The instability could be also enhanced if the stellar rotation departs from that of a rigid body. Such differentially rotating stars are known to have a larger instability parameter space as compared to the uniformly rotating models considered here Lai and Shapiro (1995); Krüger et al. (2010). A key related issue is to determine whether differential rotation survives long enough as to allow for a significant mode growth.

It would be also desirable to gain a better understanding of -mode damping mechanisms. At the level of linear perturbations, it would be worth exploring how the instability window is modified if exotic matter (deconfined quarks, hyperons) is present in the neutron star core.
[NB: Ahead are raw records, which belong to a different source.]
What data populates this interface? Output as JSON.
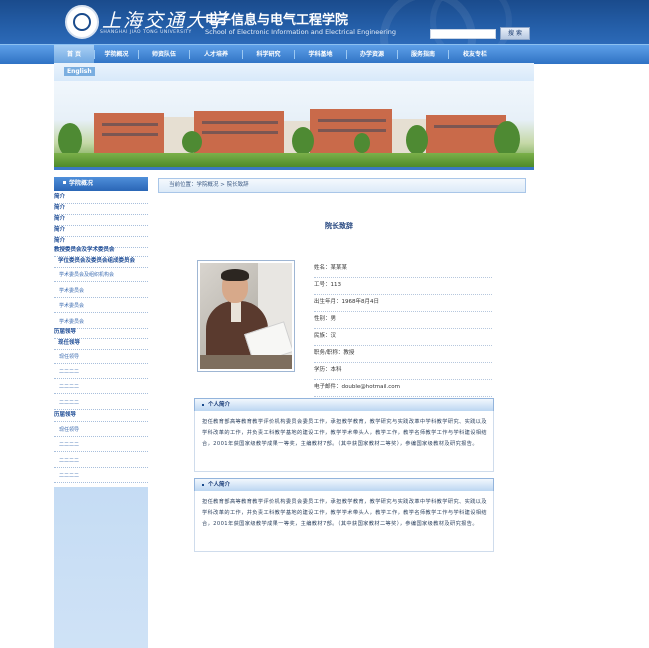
{
  "header": {
    "university_cn": "上海交通大学",
    "university_en": "SHANGHAI JIAO TONG UNIVERSITY",
    "school_cn": "电子信息与电气工程学院",
    "school_en": "School of Electronic Information and Electrical Engineering",
    "search_placeholder": "",
    "search_button": "搜 索"
  },
  "nav": {
    "items": [
      "首  页",
      "学院概况",
      "师资队伍",
      "人才培养",
      "科学研究",
      "学科基地",
      "办学资源",
      "服务指南",
      "校友专栏"
    ]
  },
  "banner": {
    "english_link": "English"
  },
  "sidebar": {
    "title": "学院概况",
    "items": [
      "简介",
      "简介",
      "简介",
      "简介",
      "简介",
      "教授委员会及学术委员会",
      "学位委员会及委员会组成委员会",
      "学术委员会及组织机构会",
      "学术委员会",
      "学术委员会",
      "学术委员会",
      "历届领导",
      "现任领导",
      "现任领导",
      "二二二二",
      "二二二二",
      "二二二二",
      "历届领导",
      "现任领导",
      "二二二二",
      "二二二二",
      "二二二二"
    ]
  },
  "breadcrumb": "当前位置：学院概况 > 院长致辞",
  "page_title": "院长致辞",
  "profile": {
    "name": "姓名：某某某",
    "id": "工号：113",
    "birth": "出生年月：1968年8月4日",
    "gender": "性别：男",
    "ethnicity": "民族：汉",
    "title": "职务/职称：教授",
    "education": "学历：本科",
    "email": "电子邮件：double@hotmail.com"
  },
  "sections": [
    {
      "title": "个人简介",
      "body": "担任教育部高等教育教学评价机构委员会委员工作，承担教学教育，教学研究与实践改革中学科教学研究、实践以及学科改革的工作，并负责工科教学基地的建设工作，教学学术带头人，教学工作，教学名师教学工作与学科建设相结合，2001年获国家级教学成果一等奖，主编教材7部。（其中获国家教材二等奖），参编国家级教材及研究报告。"
    },
    {
      "title": "个人简介",
      "body": "担任教育部高等教育教学评价机构委员会委员工作，承担教学教育，教学研究与实践改革中学科教学研究、实践以及学科改革的工作，并负责工科教学基地的建设工作，教学学术带头人，教学工作，教学名师教学工作与学科建设相结合，2001年获国家级教学成果一等奖，主编教材7部。（其中获国家教材二等奖），参编国家级教材及研究报告。"
    }
  ]
}
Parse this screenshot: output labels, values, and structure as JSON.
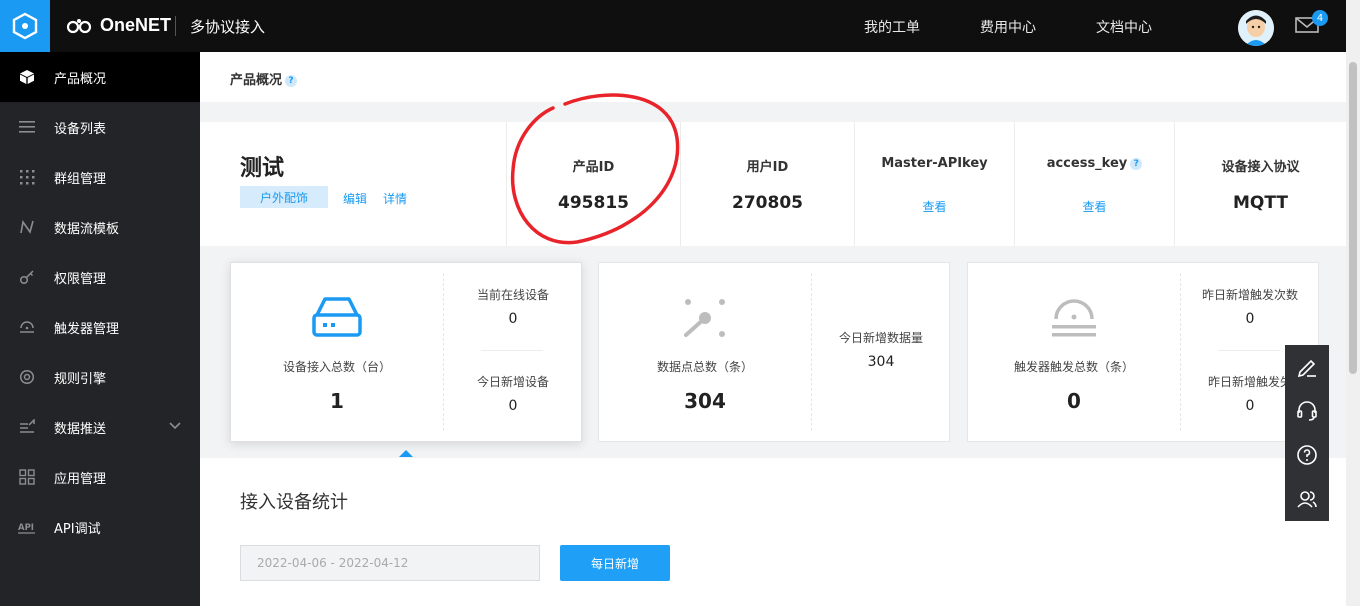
{
  "header": {
    "brand": "OneNET",
    "product": "多协议接入",
    "nav": [
      "我的工单",
      "费用中心",
      "文档中心"
    ],
    "mail_badge": "4",
    "accent": "#1a9af2"
  },
  "sidebar": {
    "items": [
      {
        "label": "产品概况",
        "icon": "cube-icon"
      },
      {
        "label": "设备列表",
        "icon": "list-icon"
      },
      {
        "label": "群组管理",
        "icon": "grid-dots-icon"
      },
      {
        "label": "数据流模板",
        "icon": "flow-icon"
      },
      {
        "label": "权限管理",
        "icon": "key-icon"
      },
      {
        "label": "触发器管理",
        "icon": "trigger-icon"
      },
      {
        "label": "规则引擎",
        "icon": "target-icon"
      },
      {
        "label": "数据推送",
        "icon": "push-icon"
      },
      {
        "label": "应用管理",
        "icon": "apps-icon"
      },
      {
        "label": "API调试",
        "icon": "api-icon"
      }
    ]
  },
  "page": {
    "title": "产品概况",
    "help": "?"
  },
  "product": {
    "name": "测试",
    "tag": "户外配饰",
    "edit": "编辑",
    "details": "详情",
    "fields": [
      {
        "label": "产品ID",
        "value": "495815"
      },
      {
        "label": "用户ID",
        "value": "270805"
      },
      {
        "label": "Master-APIkey",
        "link": "查看"
      },
      {
        "label": "access_key",
        "link": "查看"
      },
      {
        "label": "设备接入协议",
        "value": "MQTT"
      }
    ]
  },
  "stats": {
    "devices": {
      "label": "设备接入总数（台）",
      "value": "1",
      "online_label": "当前在线设备",
      "online_value": "0",
      "new_label": "今日新增设备",
      "new_value": "0"
    },
    "datapoints": {
      "label": "数据点总数（条）",
      "value": "304",
      "new_label": "今日新增数据量",
      "new_value": "304"
    },
    "triggers": {
      "label": "触发器触发总数（条）",
      "value": "0",
      "y_label": "昨日新增触发次数",
      "y_value": "0",
      "fail_label": "昨日新增触发失",
      "fail_value": "0"
    }
  },
  "devices_stats": {
    "title": "接入设备统计",
    "date_range": "2022-04-06 - 2022-04-12",
    "daily_button": "每日新增"
  }
}
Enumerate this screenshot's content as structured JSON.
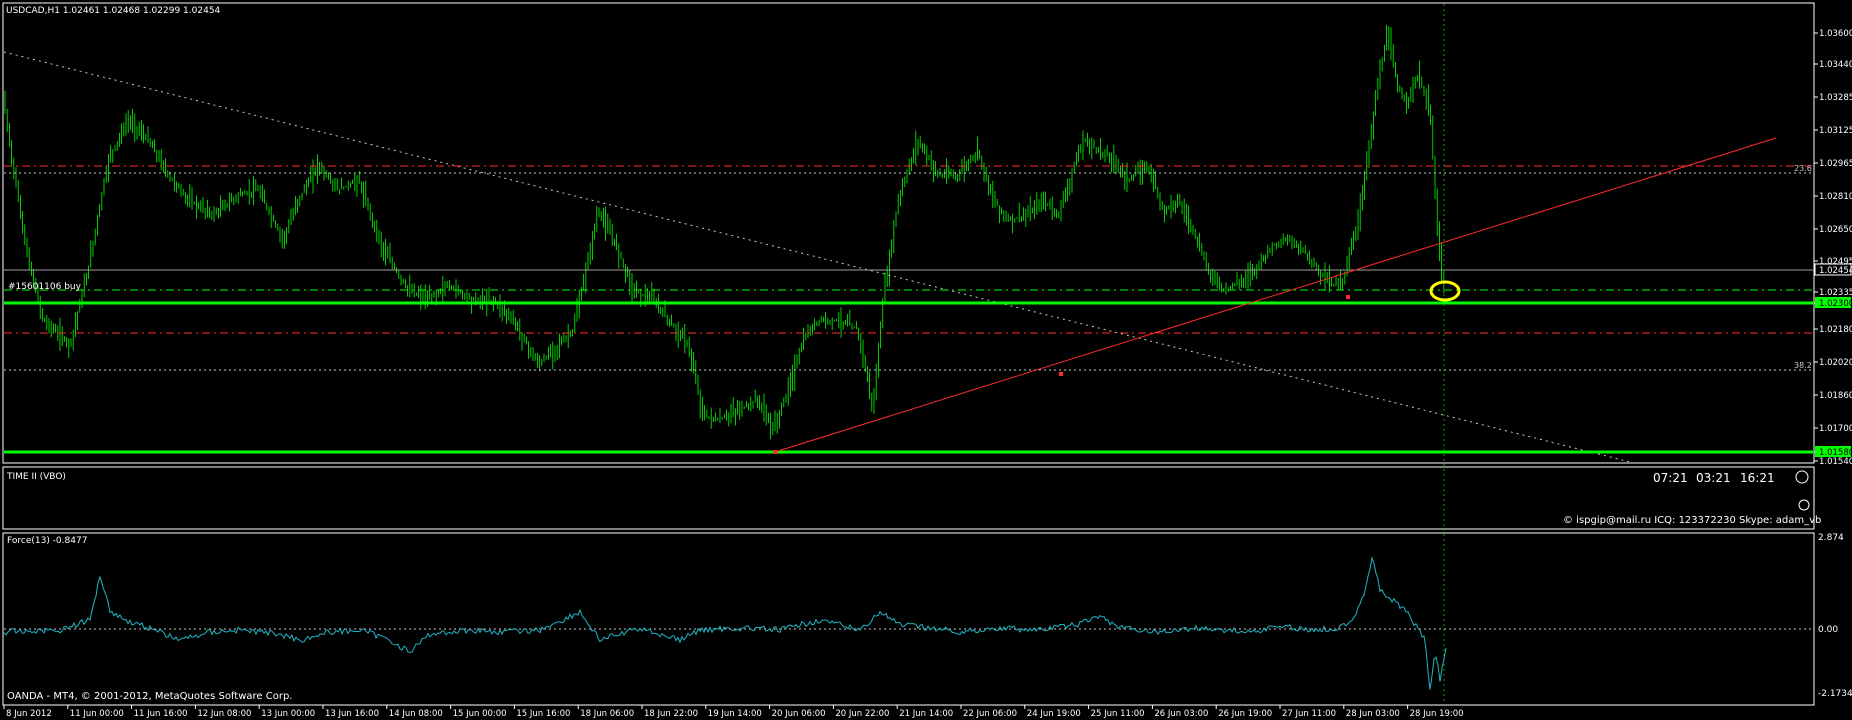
{
  "colors": {
    "background": "#000000",
    "grid": "#c0c0c0",
    "candle": "#00ff00",
    "level_line": "#00ff00",
    "resistance": "#ff2a2a",
    "force": "#21b6c4",
    "annotation": "#ffff00"
  },
  "price_panel": {
    "header": "USDCAD,H1  1.02461 1.02468 1.02299 1.02454",
    "order_label": "#15601106 buy",
    "fib_labels": [
      "23.6",
      "38.2"
    ]
  },
  "price_axis": {
    "labels": [
      "1.03600",
      "1.03440",
      "1.03285",
      "1.03125",
      "1.02965",
      "1.02810",
      "1.02650",
      "1.02495",
      "1.02454",
      "1.02335",
      "1.02300",
      "1.02180",
      "1.02020",
      "1.01860",
      "1.01700",
      "1.01580",
      "1.01540"
    ],
    "highlight_current": "1.02454",
    "highlight_entry": "1.02300",
    "highlight_low": "1.01580"
  },
  "time_panel": {
    "title": "TIME II (VBO)",
    "times": [
      "07:21",
      "03:21",
      "16:21"
    ],
    "contact": "© ispgip@mail.ru ICQ: 123372230 Skype: adam_vb"
  },
  "force_panel": {
    "title": "Force(13) -0.8477",
    "axis": [
      "2.874",
      "0.00",
      "-2.1734"
    ],
    "footer": "OANDA - MT4, © 2001-2012, MetaQuotes Software Corp."
  },
  "x_axis": [
    "8 Jun 2012",
    "11 Jun 00:00",
    "11 Jun 16:00",
    "12 Jun 08:00",
    "13 Jun 00:00",
    "13 Jun 16:00",
    "14 Jun 08:00",
    "15 Jun 00:00",
    "15 Jun 16:00",
    "18 Jun 06:00",
    "18 Jun 22:00",
    "19 Jun 14:00",
    "20 Jun 06:00",
    "20 Jun 22:00",
    "21 Jun 14:00",
    "22 Jun 06:00",
    "24 Jun 19:00",
    "25 Jun 11:00",
    "26 Jun 03:00",
    "26 Jun 19:00",
    "27 Jun 11:00",
    "28 Jun 03:00",
    "28 Jun 19:00"
  ]
}
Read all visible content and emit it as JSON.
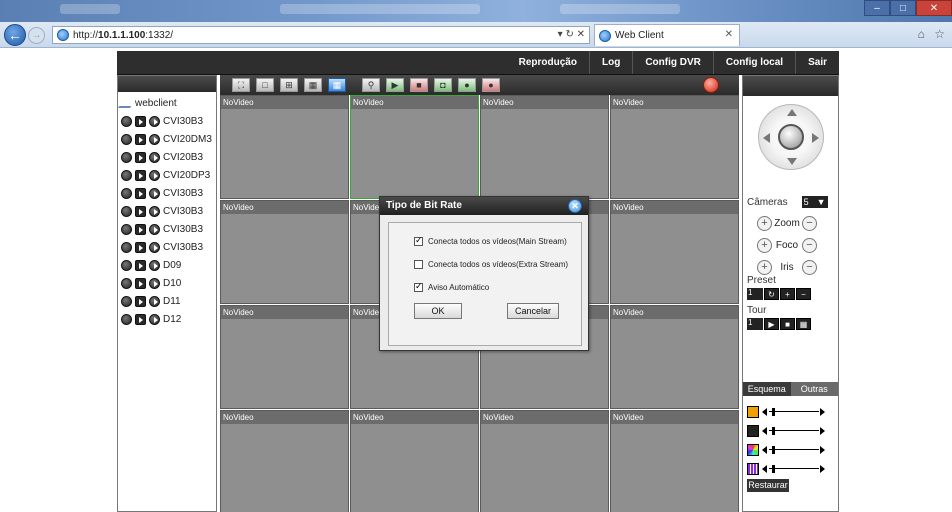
{
  "browser": {
    "url_prefix": "http://",
    "url_host": "10.1.1.100",
    "url_suffix": ":1332/",
    "address_controls": "▾ ↻ ✕",
    "tab_title": "Web Client",
    "tab_close": "✕",
    "right_icons": "⌂ ☆",
    "back_glyph": "←",
    "forward_glyph": "→"
  },
  "menu": {
    "items": [
      "Reprodução",
      "Log",
      "Config DVR",
      "Config local",
      "Sair"
    ]
  },
  "sidebar": {
    "root": "webclient",
    "devices": [
      "CVI30B3",
      "CVI20DM3",
      "CVI20B3",
      "CVI20DP3",
      "CVI30B3",
      "CVI30B3",
      "CVI30B3",
      "CVI30B3",
      "D09",
      "D10",
      "D11",
      "D12"
    ]
  },
  "video": {
    "cell_label": "NoVideo"
  },
  "ptz": {
    "cameras_label": "Câmeras",
    "camera_value": "5",
    "zoom_label": "Zoom",
    "focus_label": "Foco",
    "iris_label": "Iris",
    "preset_label": "Preset",
    "preset_value": "1",
    "tour_label": "Tour",
    "tour_value": "1",
    "tab_scheme": "Esquema",
    "tab_other": "Outras",
    "restore_label": "Restaurar"
  },
  "dialog": {
    "title": "Tipo de Bit Rate",
    "options": [
      {
        "label": "Conecta todos os vídeos(Main Stream)",
        "checked": true
      },
      {
        "label": "Conecta todos os vídeos(Extra Stream)",
        "checked": false
      },
      {
        "label": "Aviso Automático",
        "checked": true
      }
    ],
    "ok_label": "OK",
    "cancel_label": "Cancelar"
  },
  "colors": {
    "menu_bg": "#2e2e2e",
    "video_cell": "#8f8f8f",
    "selected_cell_border": "#3aa83a",
    "toolbar_active": "#3a86d6"
  }
}
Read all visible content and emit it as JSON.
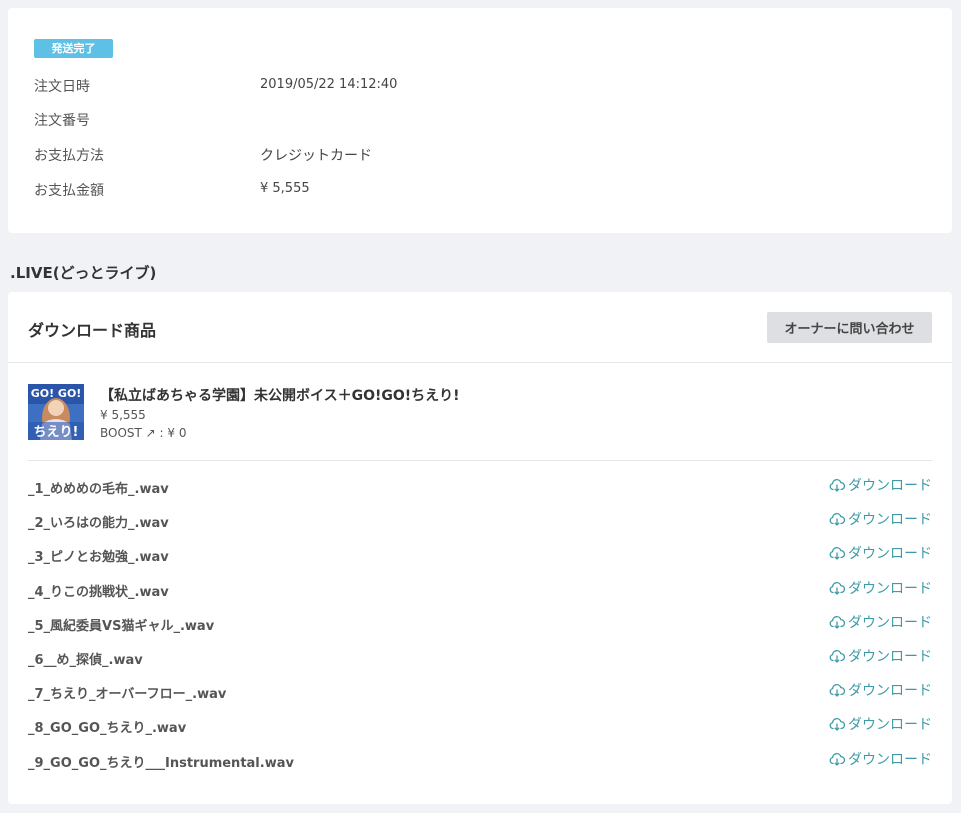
{
  "order": {
    "status_badge": "発送完了",
    "rows": [
      {
        "label": "注文日時",
        "value": "2019/05/22 14:12:40"
      },
      {
        "label": "注文番号",
        "value": ""
      },
      {
        "label": "お支払方法",
        "value": "クレジットカード"
      },
      {
        "label": "お支払金額",
        "value": "¥ 5,555"
      }
    ]
  },
  "shop": {
    "name": ".LIVE(どっとライブ)"
  },
  "downloads": {
    "section_title": "ダウンロード商品",
    "contact_button": "オーナーに問い合わせ",
    "product": {
      "title": "【私立ばあちゃる学園】未公開ボイス＋GO!GO!ちえり!",
      "price": "¥ 5,555",
      "boost": "BOOST ↗ : ¥ 0",
      "thumb_text_top": "GO! GO!",
      "thumb_text_bottom": "ちえり!"
    },
    "download_label": "ダウンロード",
    "files": [
      {
        "name": "_1_めめめの毛布_.wav"
      },
      {
        "name": "_2_いろはの能力_.wav"
      },
      {
        "name": "_3_ピノとお勉強_.wav"
      },
      {
        "name": "_4_りこの挑戦状_.wav"
      },
      {
        "name": "_5_風紀委員VS猫ギャル_.wav"
      },
      {
        "name": "_6__め_探偵_.wav"
      },
      {
        "name": "_7_ちえり_オーバーフロー_.wav"
      },
      {
        "name": "_8_GO_GO_ちえり_.wav"
      },
      {
        "name": "_9_GO_GO_ちえり___Instrumental.wav"
      }
    ]
  },
  "colors": {
    "badge": "#5fc0e6",
    "download_link": "#3e9aa6",
    "button_bg": "#dedfe3"
  }
}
Although the recent discovery of a -neutron star Demorest et al. (2010) leaves little room for a hyperonic composition, the presence of strange quark matter in the color-flavor-locked state remains an open (and exciting!) possibility Alford et al. (2005).

At the non-linear level, it is crucial to set an upper limit on the maximum amplitude of the instability. This would have obvious implications for the gravitational wave observability because the mode could saturate as a result of non-linear couplings with other modes. In this respect, a recent non-linear study is quite optimistic, suggesting observable signals from as far as 10 Mpc for Advanced LIGO and VIRGO Kastaun et al. (2010). Another different non-linear effect that could cause mode saturation is non-linear bulk viscosity in the so-called suprathermal limit Alford et al. (2010).

Finally, future modeling should account for the presence of a crust and its impact on the -mode instability. This could include the damping due to a viscous boundary layer at the crust-core interface, and even the direct breaking of the crust by a large amplitude -mode with the subsequent dissipation of energy at the fracture sites Friedman (1983); Lindblom et al. (2000). We hope to address some of these exciting issues in the near future.

This work was supported by the German Science Foundation (DFG) via SFB/TR7. EG was supported by a VESF fellowship, KG acknowledges support from an Alexander von Humboldt fellowship. We thank the referees for helpful suggestions to improve this article. We also thank A. Passamonti for pointing out an error in the original version of this paper.

## References

You are adding the first comment!
How to quickly get a good reply:
• Give credit where it’s due by listing out the positive aspects of a paper before getting into which changes should be made.
• Be specific in your critique, and provide supporting evidence with appropriate references to substantiate general statements.
• Your comment should inspire ideas to flow and help the author improves the paper.

The better we are at sharing our knowledge with each other, the faster we move forward.
The feedback must be of minimum 40 characters and the title a minimum of 5 characters